    • What is the composition of the peptidoglycan layers found in the cell wall of bacteria?
    • short amino acid chains, NAG, NAM, and some lipid proteins
  69. single lipid bilayer membrane, thick layer of peptidoglycan, teichoic acid is
    Gram pos
  70. dual lipid bilayer membrane, thin layer of peptidoglycan, periplasmic space, lipopolysaccharides is
    Gram neg
  71. A cell wall is a requirement for all living bacteria.
  72. Image of a single round bacterium.
  73. Image of a single rodishaped bacterium.
  74. Image of a cluster of round bacteria.
  75. Image of a string of rodishaped bacteria.
  76. Image of a vibrio (commaishaped) bacterium
  77. Image of a corkscrewishaped spirochete bacterium
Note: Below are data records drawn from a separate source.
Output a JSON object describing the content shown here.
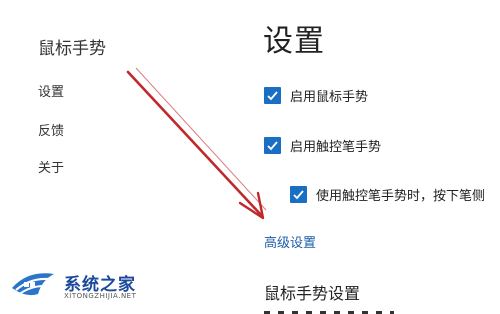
{
  "sidebar": {
    "title": "鼠标手势",
    "items": [
      {
        "label": "设置"
      },
      {
        "label": "反馈"
      },
      {
        "label": "关于"
      }
    ]
  },
  "main": {
    "title": "设置",
    "options": [
      {
        "label": "启用鼠标手势",
        "checked": true
      },
      {
        "label": "启用触控笔手势",
        "checked": true
      },
      {
        "label": "使用触控笔手势时，按下笔侧",
        "checked": true
      }
    ],
    "advanced_link": "高级设置",
    "section_heading": "鼠标手势设置"
  },
  "annotation": {
    "arrow_color": "#c0282a"
  },
  "watermark": {
    "title": "系统之家",
    "subtitle": "XITONGZHIJIA.NET"
  },
  "colors": {
    "accent": "#1a6fc4",
    "link": "#1c5fa8"
  }
}
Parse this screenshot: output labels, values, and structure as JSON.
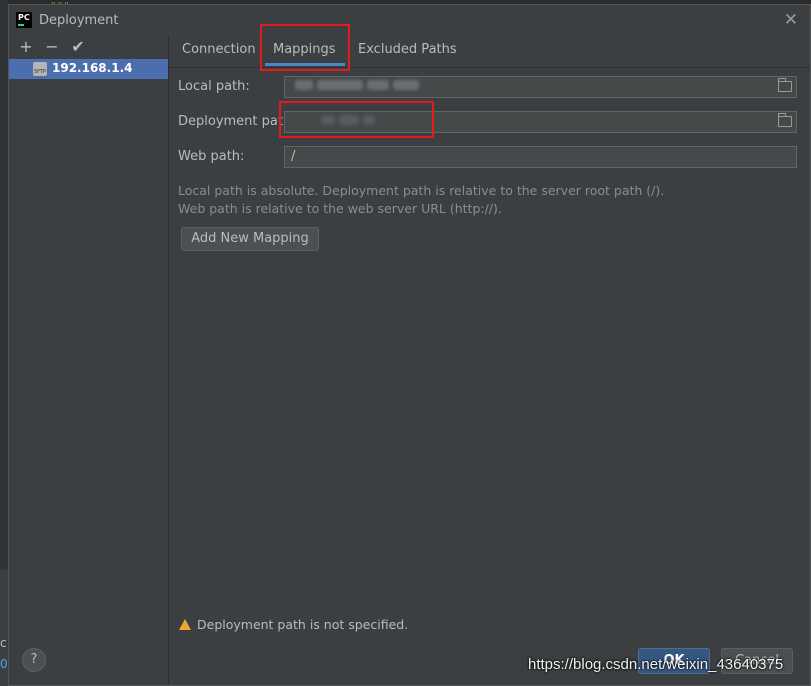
{
  "window": {
    "title": "Deployment",
    "close": "✕",
    "app_icon_text": "PC"
  },
  "toolbar": {
    "add": "+",
    "remove": "−",
    "apply": "✔"
  },
  "servers": [
    {
      "label": "192.168.1.4",
      "icon": "sftp-icon",
      "selected": true
    }
  ],
  "tabs": [
    {
      "label": "Connection"
    },
    {
      "label": "Mappings",
      "active": true
    },
    {
      "label": "Excluded Paths"
    }
  ],
  "form": {
    "local_path": {
      "label": "Local path:",
      "value": ""
    },
    "deployment_path": {
      "label": "Deployment path",
      "value": ""
    },
    "web_path": {
      "label": "Web path:",
      "value": "/"
    }
  },
  "help_lines": [
    "Local path is absolute. Deployment path is relative to the server root path (/).",
    "Web path is relative to the web server URL (http://)."
  ],
  "buttons": {
    "add_mapping": "Add New Mapping",
    "ok": "OK",
    "cancel": "Cancel",
    "help": "?"
  },
  "warning": {
    "text": "Deployment path is not specified.",
    "icon": "warning-icon"
  },
  "background": {
    "code_fragment": "\"\"\"",
    "frag1": "c",
    "frag2": "0"
  },
  "watermark": "https://blog.csdn.net/weixin_43640375",
  "colors": {
    "selection": "#4b6eaf",
    "accent_tab": "#4a88c7",
    "highlight_box": "#e31b1b",
    "primary_button": "#365880"
  }
}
  78. With the description of the different cell walls, membranes, and associated proteins set in the students' minds, you now need to introduce them to the idea that the cell wall can also act as a foundation to build things upon. Bacterial appendages require a strong foundation that will offer the support needed to move and function in a dynamic world. For example, flagella are long, whiplike protein structures that are used by many Gram-positive and Gram-negative bacteria for locomotion. In order to function effectively, a flagellum must be firmly anchored to the cell wall. How will you be able to get across the idea that the peptidoglycan cell wall is strong enough to support such a mechanism? With a protein rod that passes through the cell wall and protein rings used to anchor it in the membranes, these basal bodies are the rudimentary biological motors that use ATP power to spin the hook and the flagella attached to it.
    • Bacterial flagella have a biological motor that spins within the cell wall and is powered by ATP. This allows the flagella to spin in a whiplike motion to propel the bacterium
    • The biological motor that spins the flagella for bacterial propulsion is powered by the electron imbalance across the membrane that generates a gradient that the cell can harness for energy via proton motive force.
  79. Peptidoglycans are composed of sugars and _____.
    Amino acids combine to form the peptide portion of the peptidoglycan.
  80. One chain of alternating NAGs and NAMs is connected to another chain via _____.
    Tetrapeptides are composed of four amino acids and make up the "peptido" portion of peptidoglycan
  81. One of the main differences between a Gram-positive and a Gram-negative bacterial cell wall is that the peptidoglycan portion of a Gram-positive cell wall is _____ as compared to a Gram-negative cell wall.
    The peptidoglycan layer of Gram-positive bacteria is much thicker than that of Gram-negative bacteria
  82. Within the peptidoglycan layer, the crossbridges that connect the chains of alternating sugar molecules extend between _____.
    The crossbridges link NAM molecules to one another and provide the structural integrity of the peptidoglycan layer
  83. The peptidoglycan cell wall of bacteria is most analogous to _____.
    a chain-link fence
  84. What role do the teichoic acids play within the cell wall of Gram-positive bacteria?
    They serve to stabilize the cell wall and hold it in place.
  85. The region between the outer and inner membranes of a Gram-negative bacterial cell is known as the __________, and it is the location of enzymes that assemble peptidoglycan.
    periplasmic space
  86. A patient is infected with Gram-negative bacteria and is experiencing only mild symptoms. When the patient is given an antibiotic causing lysis of the bacterial cells, he suddenly experiences an increase in inflammation and fever, as well as the formation of blood clots. What explanation best describes what happened?
    The lysis of the cells releases lipid A from the lipopolysaccharide layer.